Medications being tested for their ability to treat cocaine dependency and other substance abuse disorders:
* Disulfiram. Commonly known as Antabuse, disulfiram has emerged as one of the most promising among the older drugs that are now being tested as substance abuse medications, Dr. Frank Vocci says. The National Institute on Drug Abuse will soon start a large clinical trial to evaluate its effectiveness in blunting the pleasurable effects of cocaine.
* Amantidine. This flu remedy is also used for Parkinson’s disease. A previous study showed that amantadine and a beta blocker, propranolol, helped heavy cocaine users abstain from the drug. The drugs are now being studied separately and together.
* Baclofen. It’s used to relieve spasms and muscle cramps, usually in people with multiple sclerosis or spinal cord injuries. A recent study indicated it can reduce cocaine use.
* Naltrexone. Used to help prevent relapse in recovering alcoholics, naltrexone may also help prevent cocaine use.

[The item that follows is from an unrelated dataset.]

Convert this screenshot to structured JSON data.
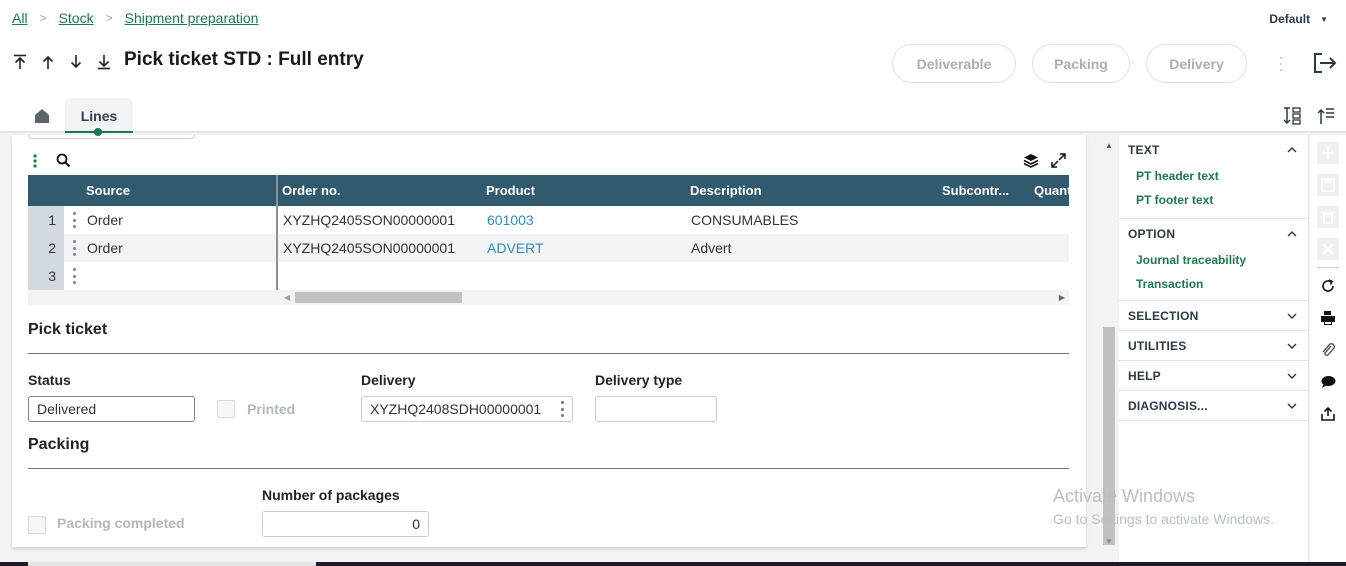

* Modafinil. This medication, also known as Provigil, is used to treat narcolepsy. Very preliminary research suggests it could reduce the effects of cocaine and may act on a part of the brain involved in impulsive behavior.